Fanfare

Heretofore, my exposure to Carson Cooman’s music has been to his organ and chamber music, of which I’ve positively reviewed several CDs. Consequently, I was glad for this opportunity to hear some of his larger-scale works, four of which are included in the present recital. All of these works feature a string orchestra. First heard is In Beauty Walking, a setting of five poems by Mary Austin that adds a soprano to the strings. Austin was a nature writer who specialized in writing about the American Southwest. From the beginning, one’s interest is captivated by arpeggiated solo lines in the strings, underpinning the lyrically expressive vocal line of the cycle’s opening “Morning Song.” The following “Star Song” is beautifully effective in its simplicity: Harmonies are disarmingly direct, and at points the soprano even sings under a solitary sustained D harmonic in the violins. The third piece, “Rain Song,” owes something to the driving pulsation of John Adams, and is wonderfully depictive of a desert storm. Throughout the cycle, Cooman has effectively captured the spirit of the region in his subtle and evocative writing, and his handling both of string instruments and the human voice is masterful. Aiding in the effect of the piece is soprano Leah Crane, who handles these songs with loving care as she caresses the texts with a warmly burnished voice.

Next heard is Sinfonia Concertante, a lovely lyrical exercise full of lush modal chords in the strings, over which the solo violin soars. This work is the most recent of the four, having been written in 2013, and some of the writing reminds me a good bit of the Brook Green Suite of Gustav Hoist. Additionally, the third movement, entitled “Echo Gigue and Cadenza,” has a good bit of Irish lilt and swagger to it, and indeed ends with a cadenza, containing both lyrical and virtuosic elements. Violinist Chloe Trevor, daughter of conductor Kirk Trevor, demonstrates consummate skill in all the important parameters of violin playing. Her bright and expressive tone will please aficionados of the instrument.
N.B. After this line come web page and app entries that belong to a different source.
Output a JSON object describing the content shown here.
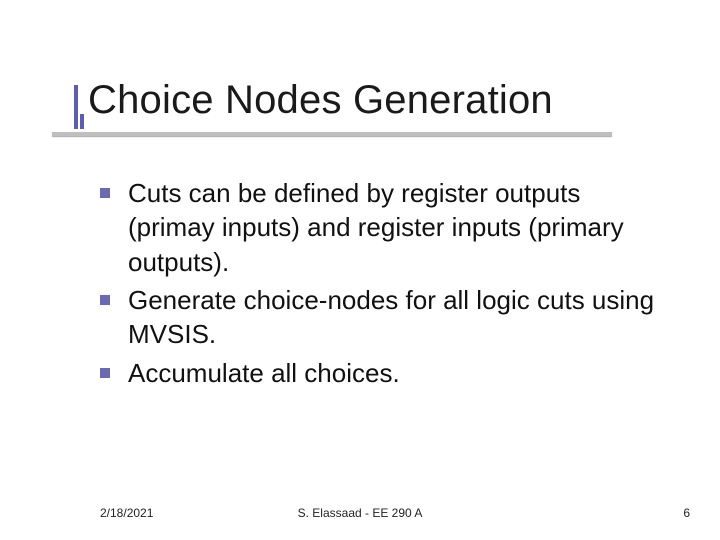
{
  "slide": {
    "title": "Choice Nodes Generation",
    "bullets": [
      "Cuts can be defined by register outputs (primay inputs) and register inputs (primary outputs).",
      "Generate choice-nodes for all logic cuts using MVSIS.",
      "Accumulate all choices."
    ],
    "footer": {
      "date": "2/18/2021",
      "author": "S. Elassaad - EE 290 A",
      "page": "6"
    }
  }
}
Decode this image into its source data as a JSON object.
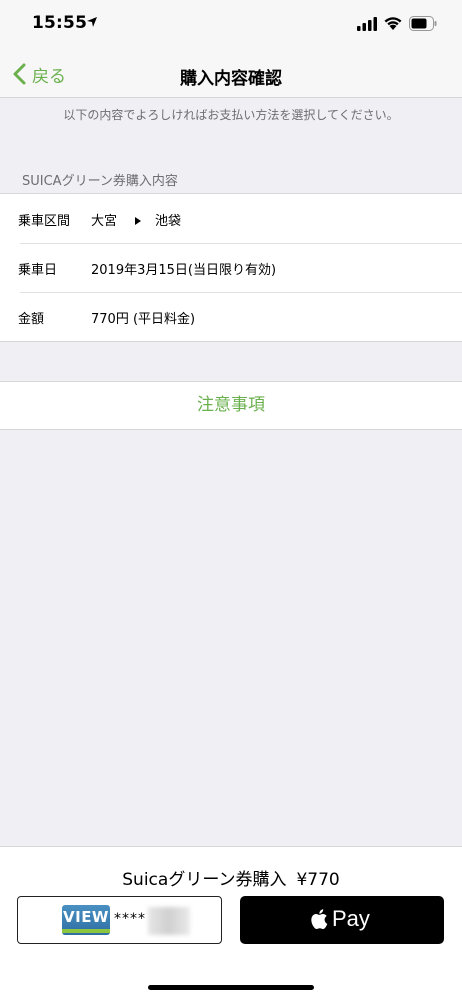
{
  "status_bar": {
    "time": "15:55"
  },
  "nav": {
    "back_label": "戻る",
    "title": "購入内容確認"
  },
  "notice": "以下の内容でよろしければお支払い方法を選択してください。",
  "section": {
    "header": "SUICAグリーン券購入内容",
    "rows": [
      {
        "label": "乗車区間",
        "from": "大宮",
        "to": "池袋"
      },
      {
        "label": "乗車日",
        "value": "2019年3月15日(当日限り有効)"
      },
      {
        "label": "金額",
        "value": "770円 (平日料金)"
      }
    ]
  },
  "caution_label": "注意事項",
  "bottom": {
    "summary_label": "Suicaグリーン券購入",
    "summary_price": "¥770",
    "card_logo_text": "VIEW",
    "card_mask": "****",
    "apple_pay_text": "Pay"
  },
  "colors": {
    "accent": "#6ab04c",
    "background": "#efeff4"
  },
  "icons": [
    "location-arrow-icon",
    "signal-icon",
    "wifi-icon",
    "battery-icon",
    "chevron-left-icon",
    "apple-logo-icon"
  ]
}
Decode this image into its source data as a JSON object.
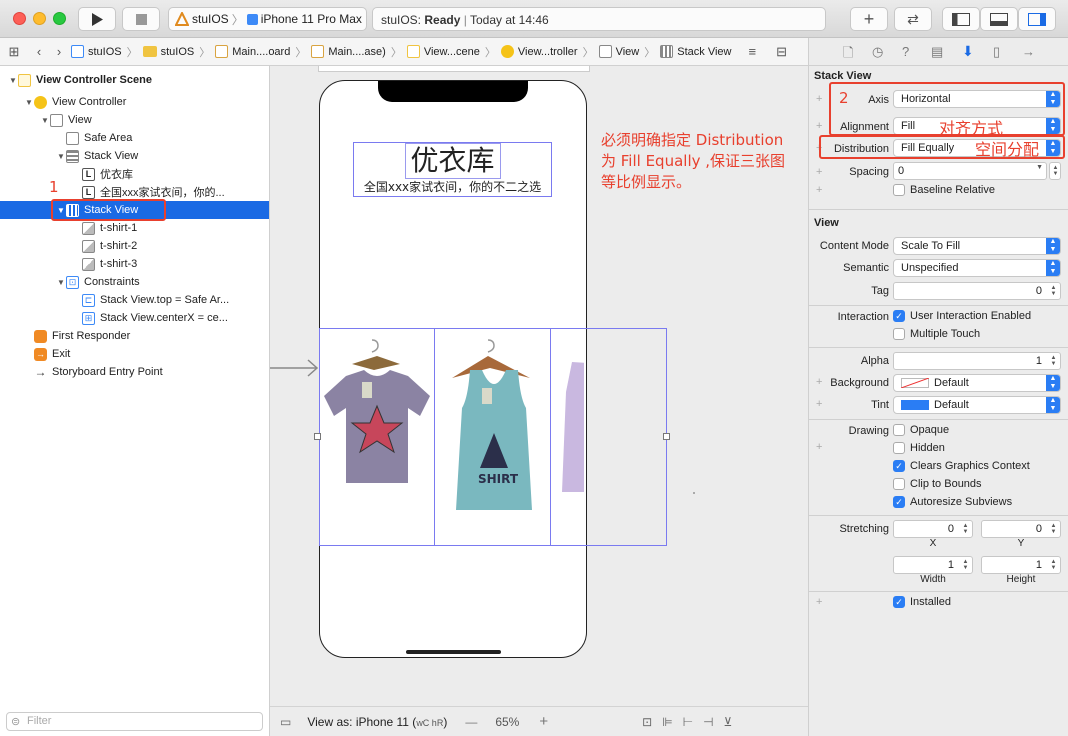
{
  "titlebar": {
    "scheme_app": "stuIOS",
    "scheme_device": "iPhone 11 Pro Max",
    "status_app": "stuIOS:",
    "status_state": "Ready",
    "status_time": "Today at 14:46"
  },
  "jumpbar": {
    "items": [
      "stuIOS",
      "stuIOS",
      "Main....oard",
      "Main....ase)",
      "View...cene",
      "View...troller",
      "View",
      "Stack View"
    ]
  },
  "navigator": {
    "rows": [
      {
        "label": "View Controller Scene",
        "bold": true
      },
      {
        "label": "View Controller"
      },
      {
        "label": "View"
      },
      {
        "label": "Safe Area"
      },
      {
        "label": "Stack View"
      },
      {
        "label": "优衣库"
      },
      {
        "label": "全国xxx家试衣间，你的..."
      },
      {
        "label": "Stack View",
        "selected": true
      },
      {
        "label": "t-shirt-1"
      },
      {
        "label": "t-shirt-2"
      },
      {
        "label": "t-shirt-3"
      },
      {
        "label": "Constraints"
      },
      {
        "label": "Stack View.top = Safe Ar..."
      },
      {
        "label": "Stack View.centerX = ce..."
      },
      {
        "label": "First Responder"
      },
      {
        "label": "Exit"
      },
      {
        "label": "Storyboard Entry Point"
      }
    ],
    "filter_placeholder": "Filter"
  },
  "canvas": {
    "title_label": "优衣库",
    "subtitle_label": "全国xxx家试衣间，你的不二之选",
    "annotation_1": "必须明确指定 Distribution",
    "annotation_2": "为 Fill Equally ,保证三张图",
    "annotation_3": "等比例显示。",
    "marker_1": "1",
    "marker_2": "2"
  },
  "bottombar": {
    "view_as": "View as: iPhone 11 (",
    "size_class": "wC hR",
    "view_as_close": ")",
    "zoom": "65%",
    "minus": "—",
    "plus": "+"
  },
  "inspector": {
    "stack_view_title": "Stack View",
    "axis_label": "Axis",
    "axis_value": "Horizontal",
    "alignment_label": "Alignment",
    "alignment_value": "Fill",
    "alignment_note": "对齐方式",
    "distribution_label": "Distribution",
    "distribution_value": "Fill Equally",
    "distribution_note": "空间分配",
    "spacing_label": "Spacing",
    "spacing_value": "0",
    "baseline_label": "Baseline Relative",
    "view_title": "View",
    "content_mode_label": "Content Mode",
    "content_mode_value": "Scale To Fill",
    "semantic_label": "Semantic",
    "semantic_value": "Unspecified",
    "tag_label": "Tag",
    "tag_value": "0",
    "interaction_label": "Interaction",
    "user_interaction_label": "User Interaction Enabled",
    "user_interaction_checked": true,
    "multiple_touch_label": "Multiple Touch",
    "alpha_label": "Alpha",
    "alpha_value": "1",
    "background_label": "Background",
    "background_value": "Default",
    "tint_label": "Tint",
    "tint_value": "Default",
    "drawing_label": "Drawing",
    "opaque_label": "Opaque",
    "hidden_label": "Hidden",
    "clears_label": "Clears Graphics Context",
    "clip_label": "Clip to Bounds",
    "autoresize_label": "Autoresize Subviews",
    "stretching_label": "Stretching",
    "stretch_x": "0",
    "stretch_y": "0",
    "stretch_w": "1",
    "stretch_h": "1",
    "x_label": "X",
    "y_label": "Y",
    "width_label": "Width",
    "height_label": "Height",
    "installed_label": "Installed"
  },
  "colors": {
    "accent": "#1a6ae4",
    "annotation_red": "#e8402e",
    "tint_blue": "#2a7df4"
  }
}
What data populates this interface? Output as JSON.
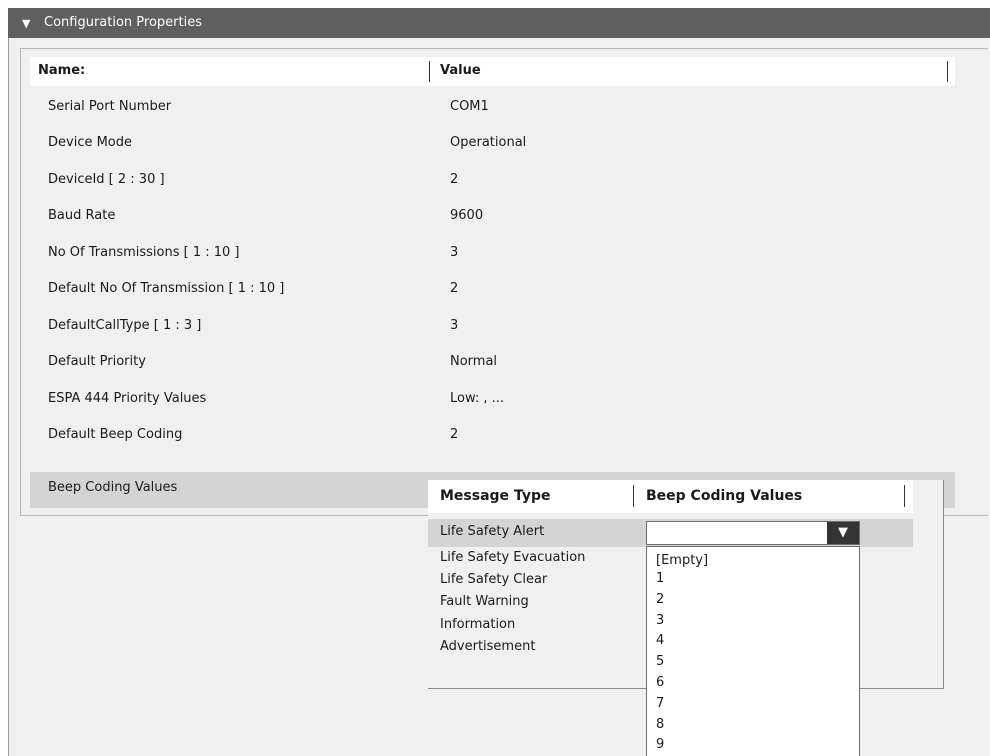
{
  "header": {
    "title": "Configuration Properties"
  },
  "grid": {
    "col_name": "Name:",
    "col_value": "Value",
    "rows": [
      {
        "name": "Serial Port Number",
        "value": "COM1"
      },
      {
        "name": "Device Mode",
        "value": "Operational"
      },
      {
        "name": "DeviceId [ 2 : 30 ]",
        "value": "2"
      },
      {
        "name": "Baud Rate",
        "value": "9600"
      },
      {
        "name": "No Of Transmissions [ 1 : 10 ]",
        "value": "3"
      },
      {
        "name": "Default No Of Transmission [ 1 : 10 ]",
        "value": "2"
      },
      {
        "name": "DefaultCallType [ 1 : 3 ]",
        "value": "3"
      },
      {
        "name": "Default Priority",
        "value": "Normal"
      },
      {
        "name": "ESPA 444 Priority Values",
        "value": "Low: , ..."
      },
      {
        "name": "Default Beep Coding",
        "value": "2"
      },
      {
        "name": "Beep Coding Values",
        "value": ""
      }
    ]
  },
  "subgrid": {
    "col_message": "Message Type",
    "col_values": "Beep Coding Values",
    "messages": [
      "Life Safety Alert",
      "Life Safety Evacuation",
      "Life Safety Clear",
      "Fault Warning",
      "Information",
      "Advertisement"
    ],
    "selected_value": ""
  },
  "dropdown": {
    "options": [
      "[Empty]",
      "1",
      "2",
      "3",
      "4",
      "5",
      "6",
      "7",
      "8",
      "9"
    ]
  }
}
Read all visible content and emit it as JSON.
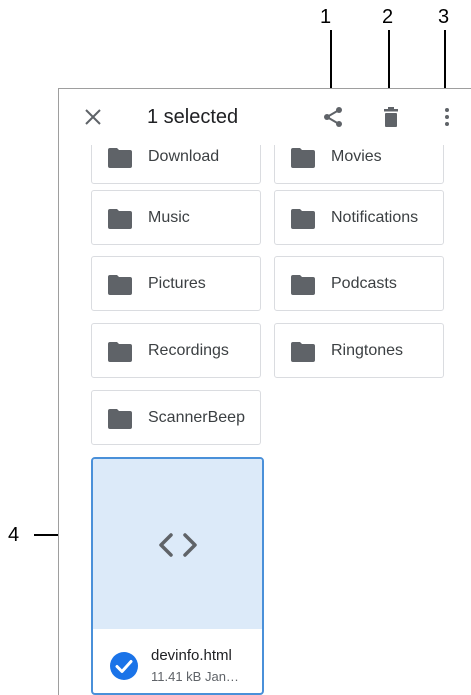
{
  "appbar": {
    "title": "1 selected",
    "close_icon": "close-icon",
    "share_icon": "share-icon",
    "delete_icon": "delete-icon",
    "more_icon": "more-vert-icon"
  },
  "folders": [
    {
      "label": "Download"
    },
    {
      "label": "Movies"
    },
    {
      "label": "Music"
    },
    {
      "label": "Notifications"
    },
    {
      "label": "Pictures"
    },
    {
      "label": "Podcasts"
    },
    {
      "label": "Recordings"
    },
    {
      "label": "Ringtones"
    },
    {
      "label": "ScannerBeep"
    }
  ],
  "file": {
    "name": "devinfo.html",
    "meta": "11.41 kB Jan…",
    "selected": true,
    "icon": "code-icon"
  },
  "callouts": [
    "1",
    "2",
    "3",
    "4"
  ],
  "colors": {
    "selection_bg": "#dceaf9",
    "selection_border": "#4a90d9",
    "check": "#1a73e8",
    "folder": "#5f6368"
  }
}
Cooman’s Symphony of Light effectively demonstrates the warmth that massed stringed instru­ments can produce. Its opening movement, “Winter Brightnesses,” could in my opinion just as easily be entitled “Summer Twilight,” but never mind: Its gentle and subdued spirit produces a gorgeous effect, as does the equally gentle following movement, “Eternity Canticle: First Light.” This movement is similar enough to the preceding one that if you’re not paying attention, you might not notice that a new movement is underway. I’m not saying that this is a structural weakness in the work, given the beauty of the music in both movements. With the final movement, “Dawning,” the pace of the piece picks up a good bit, forming some nice contrast to the preceding two movements. Lyrical lines float above the rhythmic activity to splendid effect. I’m not sure I’d call the work a symphony, though, as there seems to be little in the way of symphonic development. I would have opted for a title along the lines of Mystery of Light.

Chloe Trevor makes a reappearance in the final work, Folk Fantasies, to which Cooman also adds some discrete percussion. As in his Sinfonia Concertante, I hear influence of the folk tunes of the British Isles, both in the melodic contours of the lines, and the modal harmonies employed. There are, in fact, folk tunes utilized in this work, but they are all original tunes by Cooman himself. I guess he considers himself one of the “folks.” The British Isles influence isn’t surprising considering that the first movement is entitled “Highland Ballad (Scotland),” but this influence seems to infiltrate the final two movements, “Ceremonial (Nigeria),” and “Circle Dance (America),” as well although somewhat less overtly.

These well-performed works do not make too many demands on the listener, but have substance that will reward repeated auditions. The mood of most of the pieces is such that this would be a perfect CD to unwind to after a hard day’s work. Definitely recommended.

—David DeBoor Canfield